» Assigned task
For each line of the material, write out an exact copy.

» Extracted entries
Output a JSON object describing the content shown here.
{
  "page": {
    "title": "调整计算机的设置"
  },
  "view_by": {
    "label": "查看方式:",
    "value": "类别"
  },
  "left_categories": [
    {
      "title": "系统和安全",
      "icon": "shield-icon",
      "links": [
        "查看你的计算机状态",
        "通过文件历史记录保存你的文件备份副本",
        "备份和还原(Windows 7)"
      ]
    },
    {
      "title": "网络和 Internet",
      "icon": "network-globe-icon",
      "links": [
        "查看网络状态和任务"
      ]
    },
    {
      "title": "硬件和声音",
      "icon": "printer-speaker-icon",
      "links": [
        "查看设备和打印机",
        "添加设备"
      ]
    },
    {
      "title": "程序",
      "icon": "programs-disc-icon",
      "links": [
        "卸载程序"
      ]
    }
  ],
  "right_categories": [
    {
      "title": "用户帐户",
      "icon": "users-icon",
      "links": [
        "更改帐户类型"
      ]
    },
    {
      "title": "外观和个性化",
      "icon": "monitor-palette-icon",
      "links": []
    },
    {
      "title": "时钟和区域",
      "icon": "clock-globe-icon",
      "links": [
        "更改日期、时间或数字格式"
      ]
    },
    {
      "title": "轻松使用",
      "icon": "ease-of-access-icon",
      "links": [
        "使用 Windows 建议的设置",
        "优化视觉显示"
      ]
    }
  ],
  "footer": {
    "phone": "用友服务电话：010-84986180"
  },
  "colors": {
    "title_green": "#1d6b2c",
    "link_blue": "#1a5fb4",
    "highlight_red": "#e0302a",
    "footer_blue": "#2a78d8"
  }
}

» Task solution
Output a JSON object describing the content shown here.
{
  "page": {
    "title": "调整计算机的设置"
  },
  "view_by": {
    "label": "查看方式:",
    "value": "类别"
  },
  "left_categories": [
    {
      "title": "系统和安全",
      "icon": "shield-icon",
      "links": [
        "查看你的计算机状态",
        "通过文件历史记录保存你的文件备份副本",
        "备份和还原(Windows 7)"
      ]
    },
    {
      "title": "网络和 Internet",
      "icon": "network-globe-icon",
      "links": [
        "查看网络状态和任务"
      ]
    },
    {
      "title": "硬件和声音",
      "icon": "printer-speaker-icon",
      "links": [
        "查看设备和打印机",
        "添加设备"
      ]
    },
    {
      "title": "程序",
      "icon": "programs-disc-icon",
      "links": [
        "卸载程序"
      ]
    }
  ],
  "right_categories": [
    {
      "title": "用户帐户",
      "icon": "users-icon",
      "links": [
        "更改帐户类型"
      ]
    },
    {
      "title": "外观和个性化",
      "icon": "monitor-palette-icon",
      "links": []
    },
    {
      "title": "时钟和区域",
      "icon": "clock-globe-icon",
      "links": [
        "更改日期、时间或数字格式"
      ]
    },
    {
      "title": "轻松使用",
      "icon": "ease-of-access-icon",
      "links": [
        "使用 Windows 建议的设置",
        "优化视觉显示"
      ]
    }
  ],
  "footer": {
    "phone": "用友服务电话：010-84986180"
  },
  "colors": {
    "title_green": "#1d6b2c",
    "link_blue": "#1a5fb4",
    "highlight_red": "#e0302a",
    "footer_blue": "#2a78d8"
  }
}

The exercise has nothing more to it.